EU Reiterates Call on Israel to Reconsider Settlement Expansion Policy
09:52 GMT 29.10.2021 (Updated: 17:14 GMT 12.04.2023)
© AP Photo / Oded BaliltyThis June 30, 2020, file photo, shows a view of the West Bank Jewish settlement of Ma'ale Efrayim in the Jordan Valley. One of the world's best-known human rights groups says Israel is guilty of the international crimes of apartheid and persecution. Human Rights Watch cites discriminatory policies toward Palestinians within Israel's own borders and in the occupied territories. In so doing, the New York-based group joins a growing number of commentators and rights groups that consider Israel and the territories as a single entity in which Palestinians are denied basic rights that are granted to Jews. (AP Photo/Oded Balilty, File)
© AP Photo / Oded Balilty
MOSCOW (Sputnik) – The European Union on Friday renewed its call on the Israeli government to stop the construction of settlements in the occupied West Bank, stressing that it undermines the efforts to reach a two-state solution in the Palestinian-Israeli conflict.
"We renew our call upon the Government of Israel to reverse these steps which are completely inconsistent with efforts to lower tensions and to ensure calm, to halt settlement construction, and to focus on furthering meaningful re-engagement between the parties, advancing confidence-building measures and improving living conditions for ordinary people, which are urgently needed,” Peter Stano, EU External Action Service Lead Spokesperson for Foreign Affairs and Security Policy, said.
On Wednesday, Israel approved plans to build another 2,860 housing units in 30 settlements on the occupied Palestinian lands. The move was condemned by the United States and a group of European nations, including Germany, Belgium, Denmark, Finland, France, Ireland, Italy, the Netherlands, Norway, Poland, Sweden, and Spain.
The planning council of the Civil Administration, an Israeli governing body in the West Bank, will consider giving construction clearance for 1,300 housing units on Monday.
The issue of Israel’s settlements in the West Bank, considered to be an occupied territory by the United Nations, is one of the main stumbling blocks in the Israeli-Palestinian peace process.

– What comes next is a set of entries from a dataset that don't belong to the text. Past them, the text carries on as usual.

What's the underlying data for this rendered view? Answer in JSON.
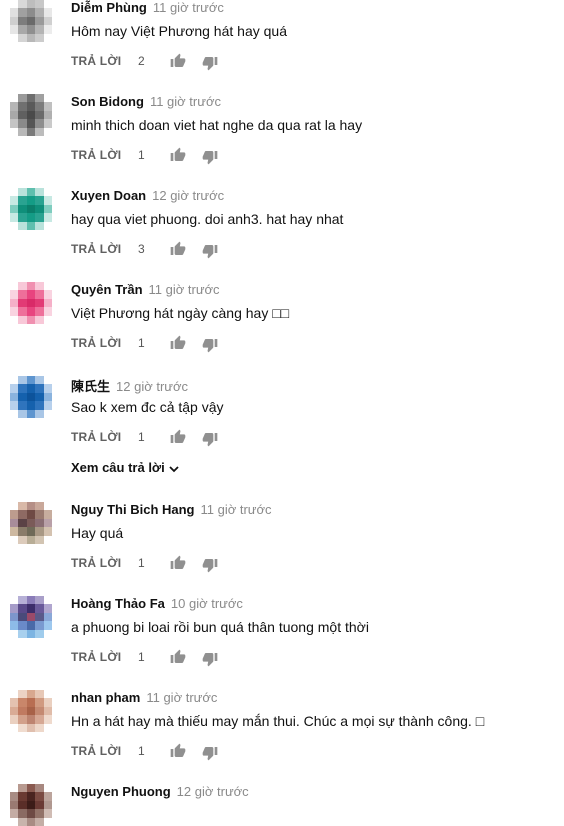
{
  "reply_label": "TRẢ LỜI",
  "view_replies_label": "Xem câu trả lời",
  "comments": [
    {
      "author": "Diễm Phùng",
      "time": "11 giờ trước",
      "text": "Hôm nay Việt Phương hát hay quá",
      "likes": "2",
      "avatar_colors": [
        "#ffffff",
        "#d8d8d8",
        "#bdbdbd",
        "#c8c8c8",
        "#ffffff",
        "#e0e0e0",
        "#a0a0a0",
        "#8c8c8c",
        "#b0b0b0",
        "#e8e8e8",
        "#cfcfcf",
        "#7d7d7d",
        "#6a6a6a",
        "#9a9a9a",
        "#d0d0d0",
        "#e6e6e6",
        "#a8a8a8",
        "#8f8f8f",
        "#b4b4b4",
        "#ececec",
        "#ffffff",
        "#d4d4d4",
        "#b8b8b8",
        "#cccccc",
        "#ffffff"
      ]
    },
    {
      "author": "Son Bidong",
      "time": "11 giờ trước",
      "text": "minh thich doan viet hat  nghe da qua  rat la hay",
      "likes": "1",
      "avatar_colors": [
        "#ffffff",
        "#9a9a9a",
        "#6e6e6e",
        "#a0a0a0",
        "#ffffff",
        "#b5b5b5",
        "#707070",
        "#5a5a5a",
        "#7c7c7c",
        "#c0c0c0",
        "#a8a8a8",
        "#606060",
        "#4a4a4a",
        "#6a6a6a",
        "#b0b0b0",
        "#c4c4c4",
        "#8a8a8a",
        "#555555",
        "#8e8e8e",
        "#cacaca",
        "#ffffff",
        "#b8b8b8",
        "#7a7a7a",
        "#bcbcbc",
        "#ffffff"
      ]
    },
    {
      "author": "Xuyen Doan",
      "time": "12 giờ trước",
      "text": "hay qua viet phuong.  doi anh3. hat hay nhat",
      "likes": "3",
      "avatar_colors": [
        "#ffffff",
        "#b9e2db",
        "#5fbfae",
        "#b9e2db",
        "#ffffff",
        "#c7e9e3",
        "#2aa391",
        "#149c86",
        "#2aa391",
        "#c7e9e3",
        "#7fcdbf",
        "#0f8f7a",
        "#0b7f6b",
        "#0f8f7a",
        "#7fcdbf",
        "#c7e9e3",
        "#2aa391",
        "#149c86",
        "#2aa391",
        "#c7e9e3",
        "#ffffff",
        "#b9e2db",
        "#5fbfae",
        "#b9e2db",
        "#ffffff"
      ]
    },
    {
      "author": "Quyên Trần",
      "time": "11 giờ trước",
      "text": "Việt Phương hát ngày càng hay □□",
      "likes": "1",
      "avatar_colors": [
        "#ffffff",
        "#f8c8d8",
        "#f090b0",
        "#f8c8d8",
        "#ffffff",
        "#f9d3e0",
        "#ee6f9a",
        "#e8447f",
        "#ee6f9a",
        "#f9d3e0",
        "#f5b0c8",
        "#e23a75",
        "#d92a68",
        "#e23a75",
        "#f5b0c8",
        "#f9d3e0",
        "#ee6f9a",
        "#e8447f",
        "#ee6f9a",
        "#f9d3e0",
        "#ffffff",
        "#f8c8d8",
        "#f090b0",
        "#f8c8d8",
        "#ffffff"
      ]
    },
    {
      "author": "陳氏生",
      "time": "12 giờ trước",
      "text": "Sao k xem đc cả tập vậy",
      "likes": "1",
      "avatar_colors": [
        "#ffffff",
        "#a9c6e6",
        "#5e95cf",
        "#a9c6e6",
        "#ffffff",
        "#b7d0ec",
        "#2f74bd",
        "#1561ad",
        "#2f74bd",
        "#b7d0ec",
        "#8ab3de",
        "#1561ad",
        "#0d539b",
        "#1561ad",
        "#8ab3de",
        "#b7d0ec",
        "#2f74bd",
        "#1561ad",
        "#2f74bd",
        "#b7d0ec",
        "#ffffff",
        "#a9c6e6",
        "#5e95cf",
        "#a9c6e6",
        "#ffffff"
      ]
    },
    {
      "author": "Nguy Thi Bich Hang",
      "time": "11 giờ trước",
      "text": "Hay quá",
      "likes": "1",
      "avatar_colors": [
        "#ffffff",
        "#d9b9a8",
        "#b58f86",
        "#c9a89a",
        "#ffffff",
        "#bd9c8e",
        "#8e6a63",
        "#6f4a44",
        "#9a7a6f",
        "#c7ad9e",
        "#a88c9a",
        "#5b4246",
        "#7a5a58",
        "#8a6d73",
        "#b9a0a8",
        "#cdb8a0",
        "#8a7c6a",
        "#6f6a58",
        "#a89884",
        "#d4c2b0",
        "#ffffff",
        "#dccbbb",
        "#b8ad96",
        "#d2c4b2",
        "#ffffff"
      ]
    },
    {
      "author": "Hoàng Thảo Fa",
      "time": "10 giờ trước",
      "text": "a phuong bi loai rồi bun quá thân tuong một thời",
      "likes": "1",
      "avatar_colors": [
        "#ffffff",
        "#b6b0d6",
        "#8a7cb8",
        "#a99fc9",
        "#ffffff",
        "#a59bc8",
        "#5a4a8a",
        "#3c2d6a",
        "#6a5a9a",
        "#b0a6cf",
        "#7d96cc",
        "#4a4a7a",
        "#9a4a6a",
        "#5a5a8a",
        "#8aa8d8",
        "#8dbbe8",
        "#6a8ac8",
        "#4a6aa8",
        "#7a9ad0",
        "#9ec8ee",
        "#ffffff",
        "#a8d0ee",
        "#7cb4e2",
        "#a0ccec",
        "#ffffff"
      ]
    },
    {
      "author": "nhan pham",
      "time": "11 giờ trước",
      "text": "Hn a hát hay mà thiếu may mắn thui. Chúc a mọi sự thành công. □",
      "likes": "1",
      "avatar_colors": [
        "#ffffff",
        "#ecd3c5",
        "#d8a88f",
        "#e7c8b6",
        "#ffffff",
        "#e4c2b0",
        "#c9866a",
        "#b86e52",
        "#d09a80",
        "#ead0c0",
        "#d9ab95",
        "#c07a60",
        "#a86248",
        "#c48a72",
        "#e0bca9",
        "#ead0c0",
        "#d2a08a",
        "#bd8470",
        "#d6a894",
        "#efdacd",
        "#ffffff",
        "#f0dccf",
        "#e0bfae",
        "#eed8ca",
        "#ffffff"
      ]
    },
    {
      "author": "Nguyen Phuong",
      "time": "12 giờ trước",
      "text": "",
      "likes": "",
      "avatar_colors": [
        "#ffffff",
        "#b89a90",
        "#8a5a50",
        "#a88880",
        "#ffffff",
        "#a88c84",
        "#6a3a32",
        "#4a2420",
        "#7a4a42",
        "#bca49c",
        "#9a7a72",
        "#5a2e28",
        "#3c1c18",
        "#6a3a34",
        "#b09890",
        "#c4aca4",
        "#8a6a62",
        "#6e4a44",
        "#927268",
        "#d0bcb4",
        "#ffffff",
        "#c8b4ac",
        "#a88c84",
        "#c4aea6",
        "#ffffff"
      ]
    }
  ]
}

The two-state solution to the conflict is an UN-backed principle, under which two independent sovereign states will coexist peacefully. Its implementation remains stalled, however, as the two parties have not yet agreed on where the border between them would run and who would own Jerusalem.